Facts about Arc de Triomphe
The Arc de Triomphe is a well-known monument in Paris, France. The French Emperor Napoleon ordered its construction in 1806 to honor the French army, the Grande Armee. After conquering most of Europe and winning the Battle of Austerlitz in 1805, the French army was thought to be invincible. Napoleon told his troops that they would return home via arcs symbolizing their victories. Despite the fact that construction began in 1806 and was not completed until 1836, 15 years after Napoleon’s death. In 1840, his body was carried through the Arc de Triomphe on its way to his final resting place.

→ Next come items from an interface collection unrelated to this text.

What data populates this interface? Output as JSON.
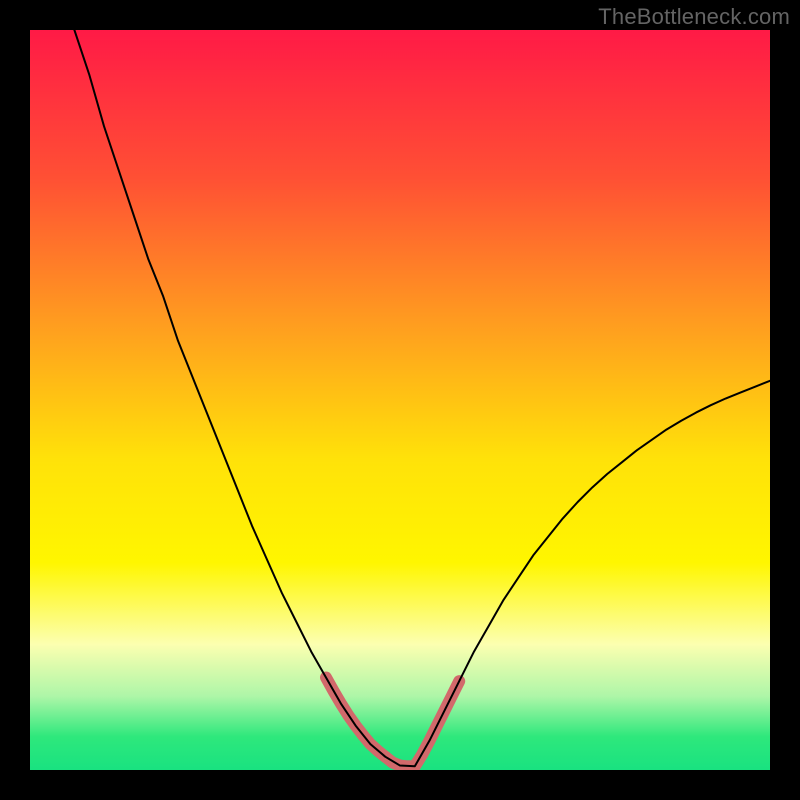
{
  "watermark": "TheBottleneck.com",
  "chart_data": {
    "type": "line",
    "title": "",
    "xlabel": "",
    "ylabel": "",
    "xlim": [
      0,
      100
    ],
    "ylim": [
      0,
      100
    ],
    "gradient_stops": [
      {
        "offset": 0.0,
        "color": "#ff1a46"
      },
      {
        "offset": 0.2,
        "color": "#ff5034"
      },
      {
        "offset": 0.4,
        "color": "#ff9e1f"
      },
      {
        "offset": 0.58,
        "color": "#ffe209"
      },
      {
        "offset": 0.72,
        "color": "#fff600"
      },
      {
        "offset": 0.83,
        "color": "#fcffb0"
      },
      {
        "offset": 0.9,
        "color": "#aef6a8"
      },
      {
        "offset": 0.955,
        "color": "#2ee87c"
      },
      {
        "offset": 1.0,
        "color": "#19e280"
      }
    ],
    "series": [
      {
        "name": "main-curve",
        "color": "#000000",
        "width": 2,
        "x": [
          6,
          8,
          10,
          12,
          14,
          16,
          18,
          20,
          22,
          24,
          26,
          28,
          30,
          32,
          34,
          36,
          38,
          40,
          42,
          44,
          46,
          48,
          50,
          52,
          54,
          56,
          58,
          60,
          62,
          64,
          66,
          68,
          70,
          72,
          74,
          76,
          78,
          80,
          82,
          84,
          86,
          88,
          90,
          92,
          94,
          96,
          98,
          100
        ],
        "y": [
          100,
          94,
          87,
          81,
          75,
          69,
          64,
          58,
          53,
          48,
          43,
          38,
          33,
          28.5,
          24,
          20,
          16,
          12.5,
          9,
          6,
          3.5,
          1.8,
          0.6,
          0.5,
          4,
          8,
          12,
          16,
          19.5,
          23,
          26,
          29,
          31.5,
          34,
          36.2,
          38.2,
          40,
          41.6,
          43.2,
          44.6,
          46,
          47.2,
          48.3,
          49.3,
          50.2,
          51,
          51.8,
          52.6
        ]
      }
    ],
    "highlight_segments": [
      {
        "name": "left-highlight",
        "color": "#d2696b",
        "width": 12,
        "x": [
          40,
          41,
          42,
          43,
          44,
          45,
          46,
          47,
          48
        ],
        "y": [
          12.5,
          10.7,
          9,
          7.4,
          6,
          4.7,
          3.5,
          2.6,
          1.8
        ]
      },
      {
        "name": "bottom-highlight",
        "color": "#d2696b",
        "width": 12,
        "x": [
          48,
          49,
          50,
          51,
          52
        ],
        "y": [
          1.8,
          1.0,
          0.6,
          0.5,
          0.5
        ]
      },
      {
        "name": "right-highlight",
        "color": "#d2696b",
        "width": 12,
        "x": [
          52,
          53,
          54,
          55,
          56,
          57,
          58
        ],
        "y": [
          0.5,
          2.1,
          4,
          6,
          8,
          10,
          12
        ]
      }
    ]
  }
}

The Arc de Triomphe cost 9.3 million francs to build at the time, which was a large sum at the time.
Jean Chalgrin, who died in 1811 before the Arch de Triomphe was completed, and Jean-Nicolas Huyot, who took over when Jean Chalgrin died, were among the architects.

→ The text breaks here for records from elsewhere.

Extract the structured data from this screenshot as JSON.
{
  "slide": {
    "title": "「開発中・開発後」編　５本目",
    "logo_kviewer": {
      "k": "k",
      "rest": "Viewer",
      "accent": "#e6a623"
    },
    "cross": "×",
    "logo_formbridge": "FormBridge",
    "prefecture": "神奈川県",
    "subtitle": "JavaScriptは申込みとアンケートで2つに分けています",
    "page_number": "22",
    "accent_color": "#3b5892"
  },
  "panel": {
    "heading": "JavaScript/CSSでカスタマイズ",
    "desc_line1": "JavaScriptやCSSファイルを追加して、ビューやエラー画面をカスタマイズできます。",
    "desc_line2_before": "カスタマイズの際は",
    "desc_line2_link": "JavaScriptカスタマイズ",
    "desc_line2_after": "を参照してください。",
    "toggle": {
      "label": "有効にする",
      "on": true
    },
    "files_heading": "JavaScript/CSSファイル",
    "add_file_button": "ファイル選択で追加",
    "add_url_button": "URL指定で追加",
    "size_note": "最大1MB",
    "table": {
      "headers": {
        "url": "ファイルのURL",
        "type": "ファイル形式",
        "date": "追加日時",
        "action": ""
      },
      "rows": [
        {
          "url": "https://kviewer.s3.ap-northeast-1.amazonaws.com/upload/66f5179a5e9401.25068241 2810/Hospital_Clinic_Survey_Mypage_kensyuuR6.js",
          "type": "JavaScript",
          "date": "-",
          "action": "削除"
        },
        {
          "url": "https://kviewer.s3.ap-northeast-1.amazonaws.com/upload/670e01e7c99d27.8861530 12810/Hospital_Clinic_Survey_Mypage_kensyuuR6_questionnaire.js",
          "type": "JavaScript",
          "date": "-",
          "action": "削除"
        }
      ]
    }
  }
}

Although Napoleon never saw the finished monument, he had a wooden model built so that he could ride through it on his way back to Paris with his new wife, Archduchess Marie-Louise of Austria, in 1810.
The Arc de Triomphe stands at the crossroads of 12 avenues that radiate outward.
The Arc de Triomphe is 162 feet tall, 150 feet wide, and 72 feet deep. The vault measures 95.8 feet high and 48 feet wide. The smaller vault has a height of 61.3 feet and a width of 27.7 feet.
The Arc de Triomphe was the largest triumphal arch in the world until 1982, standing 162 feet tall and 150 feet wide. To compete, North Korea built a slightly larger version in 1982.
After World War I, Charles Godefroy flew his fighter plane through the Arc de Triomphe in honor of the airmen who died in the conflict.
The Tomb of the Unknown Soldier in France is located beneath the Arc de Triomphe. On November 10, 1920, it was placed there with the inscription, “Here lies a French soldier who died for his fatherland 1914-1918.”
In 1916, the Arc de Triomphe relief in Marseille was damaged. The warrior in the relief representing France was depicted with a sword that snapped on the same day that the Battle of Verdun began. Tarps were used to cover the relief so that citizens didn’t see it and think it was a bad omen. More than 250 million French people died in the Battle of Verdun, and nine villages were destroyed.
At the Arc de Triomphe, two unsuccessful assassination attempts were made against Charles De Gaulle and Jacques Chirac. Both men lived.
Although the Arc de Triomphe is a symbol of France’s victories, it has been desecrated on two occasions by enemy armies marching beneath it, by the Germans in 1871 and the Nazis in WWII.
Since November 11th, 1923, a memorial flame has been burning nonstop at the Arc de Triomphe.
Following wars, the French have staged famous victory marches. They marched after WWI in 1919, and with the Allies in 1944 and 1945.